Boss fights are better and are certainly spectacles, but fall into three categories. You have your big, spongey monster dude, 1v1 human fights, or 4v4 human fights. The monsters are the best of the bunch, but get recycled far too often and have way too much health – especially at the end. Both variations of human fights are terrible. They aren’t difficult but require you to do very specific things far too many times to win. It’s both repetitive and time-consuming.
This lack of variety extends to the environments and locations you will be visiting. You will see the same areas a handful of times and even go through a neon-infused variant of each zone during the final chapter. Not only are you fighting the same enemies repeatedly, but you are doing it in the same arenas over, and over again. Most areas lack unique features or gimmicks, so the tediousness sets in pretty quickly. You can explore each area for extra consumables and materials for crafting, but I stopped doing this after a dozen or so hours because I wasn’t engaged enough. This had no impact on my ability to craft and I was decked out in the best gear for the final fight regardless.

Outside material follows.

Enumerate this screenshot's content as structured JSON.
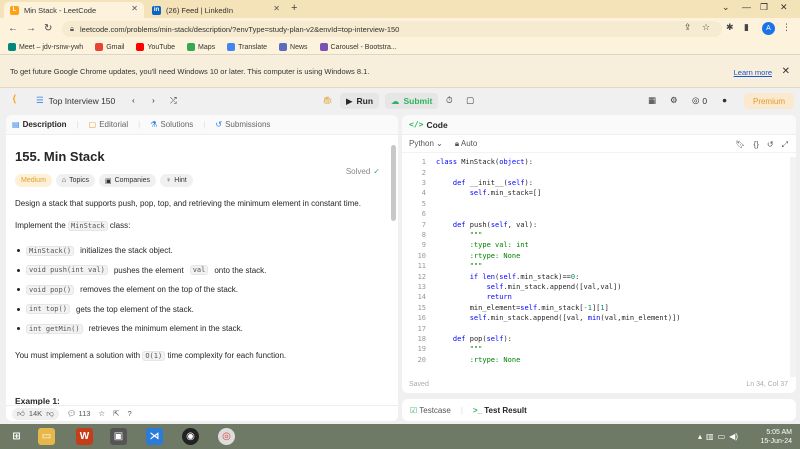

Equally pointless are the side quests, which are nothing but filler nonsense. These are almost exclusively “go here, kill that in a certain way.” These reward outdated weapons and crafting materials you mostly don’t need. It feels unfinished. That feeling carries to New Game+ as well, as the game does not scale in this mode, so you are just murdering level 1 enemies, at level 60, wishing they’d put a bit more thought into it all. It at least shortens the second playthrough considerably.
Visually Scarlet Nexus is a mixed bag. Despite the generic ensemble of anime tropes, characters look great and nail the anime art style. Animations are also incredibly flashy and add real spectacle to the combat, keeping things visually interesting even if it’s mechanically bland by the end. Enemy designs are also bonkers with sentient flower pots with stiletto heels and murderous jack-in-the-boxes making up part of the roster. It’s just a shame there wasn’t more. Everything else, however, is bad. Environments look dull and incredibly drab, having none of the stylistic qualities of their inhabitants. The draw distance is also abysmal, with enemies just popping into view when you get disturbingly close to them.
Cutscenes are probably the most egregious aspect of the visual design, however, as they barely exist. Most cutscenes are super cheap looking panels with flappy mouthed heads. Most action scenes are done in a low budget, stop motion kind of way, and it kills the aesthetic. What few fully animated cutscenes Scarlet Nexus has are painfully short and usually involve someone running for a bit before transitioning into panels again. It at least sounds good, with a soundtrack that hits all the right notes and voice acting that meanders around passable.
Scarlet Nexus is not good enough to recommend. It starts well, gets stronger for a few hours then nose dives in quality incredibly quickly. The game’s story is not good enough to justify the 40-50 hours it takes to fully complete, and the gameplay, whilst interesting, is not strong enough to carry a game of this length. Throw in cheap production values, unnatural dialogue, repeated environments and a lack of enemy variety, and this game falls short of the mark.